The specificity of protein-protein interactions is key to the successful execution of virtually every biological process. While some proteins have evolved to interact with pre-determined partners, other protein-protein interactions are driven by so-called modules that have evolved more generic recognition properties. Two such modules were recognised very early on by homology with the Src protein tyrosine kinase, namely SH2 domains (Sadowski et al, 1986) and SH3 domains (Mayer et al, 1988; Stahl et al, 1988; the SH1 domain is the protein kinase domain itself). SH3 domains bind to proline-rich peptides, while SH2 domains bind to phospho-tyrosines (pY). The reversible phosphorylation of tyrosine represents an on/off switch that in this case would directly regulate the binding between an SH2-domain protein and its target in each signal transduction pathway.
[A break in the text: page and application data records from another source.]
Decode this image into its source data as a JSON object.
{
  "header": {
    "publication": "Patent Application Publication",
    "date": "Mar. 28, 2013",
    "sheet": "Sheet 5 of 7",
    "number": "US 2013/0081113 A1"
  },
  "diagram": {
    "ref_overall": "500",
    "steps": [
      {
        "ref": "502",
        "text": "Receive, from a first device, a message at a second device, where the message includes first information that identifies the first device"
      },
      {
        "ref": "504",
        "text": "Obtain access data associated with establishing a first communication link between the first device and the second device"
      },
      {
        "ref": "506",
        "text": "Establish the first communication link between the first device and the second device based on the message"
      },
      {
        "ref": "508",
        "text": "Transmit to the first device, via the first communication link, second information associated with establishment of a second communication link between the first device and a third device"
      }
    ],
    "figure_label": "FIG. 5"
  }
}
SH2 domains are approximately 100 amino acids long and contain both a fairly generic pY binding module and a neighbouring module conferring sequence specificity. Approximately 140 SH2 domains have been identified in 120 human proteins, and sequence analysis suggests that they have evolved from a recent common ancestor (Liu et al, 2006; Tinti et al, 2013).
Adhirons and Affimers are classes of non-Antibody Binding Protein that have been engineered to present constrained peptides as recognition surfaces. The scaffolds are small (~100 amino acids, 11 kDa, 3 nm in diameter), stable (Tm of 70oC to over 100oC), monomeric proteins that lack di-sulphide bonds, and are therefore uniquely suited to both a wide range of applications in protein detection (eg western blotting, enzyme-linked sorbent assays) and capture (affinity purification) and use inside human cells, to interfere with natural protein-protein interactions. Each scaffold is capable of displaying two peptides as loops of varying lengths. To create libraries of candidate binders we use codon-based oligonucleotide synthesis to control amino acid diversity so that 19 of the available natural amino acids are evenly represented in the library. The presented peptides are sufficiently close in space that they may interact, and thus the scaffold may present not just loops but also a variety of flat surfaces for interaction.
Working with Avacta Life Sciences we established a project with the primary objective to develop a tool box of reagents to target and block SH2 domain dependent protein interactions. Specifically binding reagents will be identified that bind to all of the SH2 domains and used in a range of assays and techniques to measure specificity and ability to inhibit SH2 domain function.